The lowland sheepdog is usually small (sometimes medium sized) and of a lighter structure. The head, body and legs are covered by a more or less curly coat, often white. The head is cone shaped, the body muscular, and the back straight. The tail is docked or bob-tailed. The two Polish types of sheepdogs are known in the native country from ancient times as herding dogs..."
In following years, multiple articles in dog magazines estimating and propagating Tatra
dogs, were also attracting attention toward lowland sheepdogs. The initiative to register Polish Lowland Sheepdogs came from the Polish Utility Dog Society (Towarzystwo Milosnikow Psa Sluzbowego w Polsce) and was announced in 1938. This memorandum was also included in the book "Dog
Breeds" by Ignacy Mahn (Warszawa 1939) who encouraged an interest in a country dog not taller than 45 cm, resembling Russian or ancient German Sheepdog of the type between Spitz and Maltese. The memorandum consisted of 6 points. Activists of the Bygdoszcz Kennel Club commenced realization of the plan to register PONs nationwide. PONs participating in the First Polish Lowland Sheepdog Specialty Show in Bydgoszcz are the best proof of the success of Polish
mgr Danuta Forelle
translation by Halina
and Kris Bienkowski

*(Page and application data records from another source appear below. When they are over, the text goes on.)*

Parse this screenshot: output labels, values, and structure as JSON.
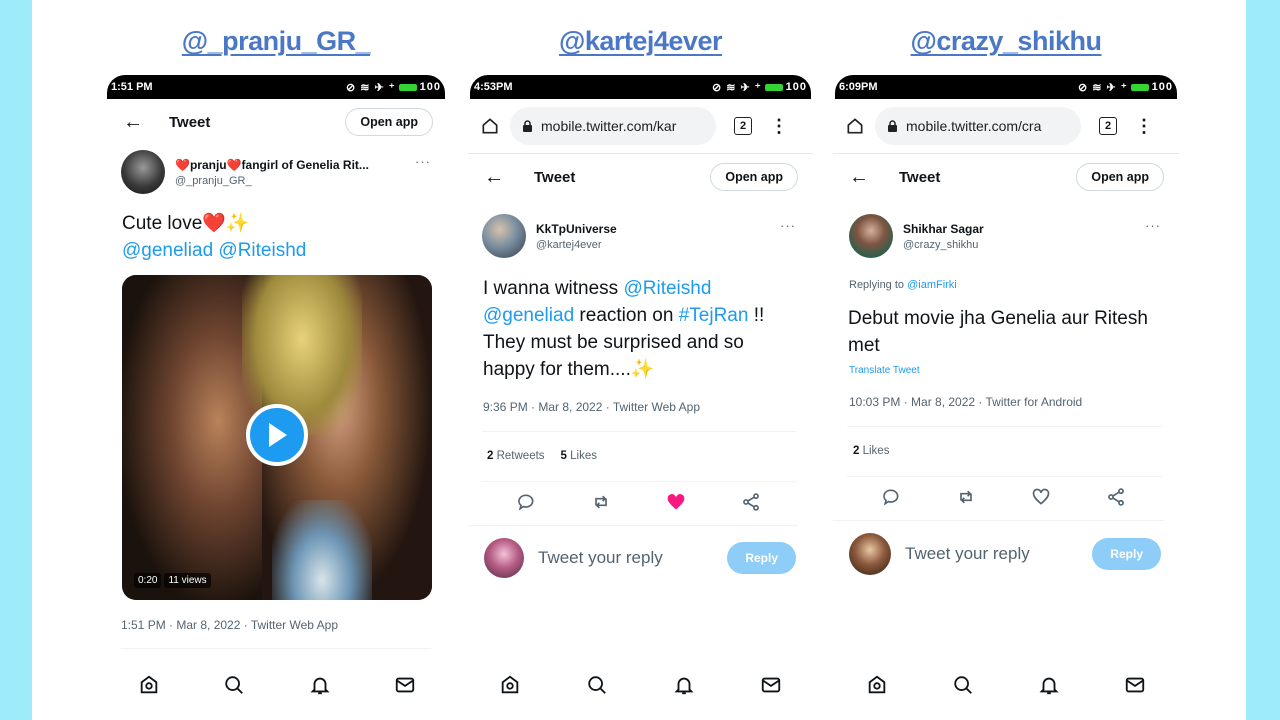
{
  "colors": {
    "page_bg": "#9eebfb",
    "handle": "#4a78c6",
    "link": "#1d9bf0",
    "like": "#f91880",
    "reply_btn": "#8ecdf8"
  },
  "panels": [
    {
      "handle": "@_pranju_GR_",
      "status_time": "1:51 PM",
      "status_icons": "⊘ ≋ ✈ ⁺",
      "battery": "100",
      "header_title": "Tweet",
      "open_app": "Open app",
      "author_name": "❤️pranju❤️fangirl of Genelia Rit...",
      "author_handle": "@_pranju_GR_",
      "more": "···",
      "text_plain": "Cute love❤️✨",
      "mentions": "@geneliad @Riteishd",
      "video_time": "0:20",
      "video_views": "11 views",
      "meta": "1:51 PM · Mar 8, 2022 · Twitter Web App"
    },
    {
      "handle": "@kartej4ever",
      "status_time": "4:53PM",
      "status_icons": "⊘ ≋ ✈ ⁺",
      "battery": "100",
      "url": "mobile.twitter.com/kar",
      "tabs": "2",
      "header_title": "Tweet",
      "open_app": "Open app",
      "author_name": "KkTpUniverse",
      "author_handle": "@kartej4ever",
      "more": "···",
      "text_1": "I wanna witness ",
      "mention_1": "@Riteishd",
      "mention_2": "@geneliad",
      "text_2": " reaction on ",
      "hashtag": "#TejRan",
      "text_3": " !! They must be surprised and so happy for them....✨",
      "meta": "9:36 PM · Mar 8, 2022 · Twitter Web App",
      "retweets_count": "2",
      "retweets_label": "Retweets",
      "likes_count": "5",
      "likes_label": "Likes",
      "reply_placeholder": "Tweet your reply",
      "reply_button": "Reply"
    },
    {
      "handle": "@crazy_shikhu",
      "status_time": "6:09PM",
      "status_icons": "⊘ ≋ ✈ ⁺",
      "battery": "100",
      "url": "mobile.twitter.com/cra",
      "tabs": "2",
      "header_title": "Tweet",
      "open_app": "Open app",
      "author_name": "Shikhar Sagar",
      "author_handle": "@crazy_shikhu",
      "more": "···",
      "replying_prefix": "Replying to ",
      "replying_to": "@iamFirki",
      "text": "Debut movie jha Genelia aur Ritesh met",
      "translate": "Translate Tweet",
      "meta": "10:03 PM · Mar 8, 2022 · Twitter for Android",
      "likes_count": "2",
      "likes_label": "Likes",
      "reply_placeholder": "Tweet your reply",
      "reply_button": "Reply"
    }
  ]
}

**-The quotations written in the ancient Polish language are omitted from the original text and replaced with approximate translations.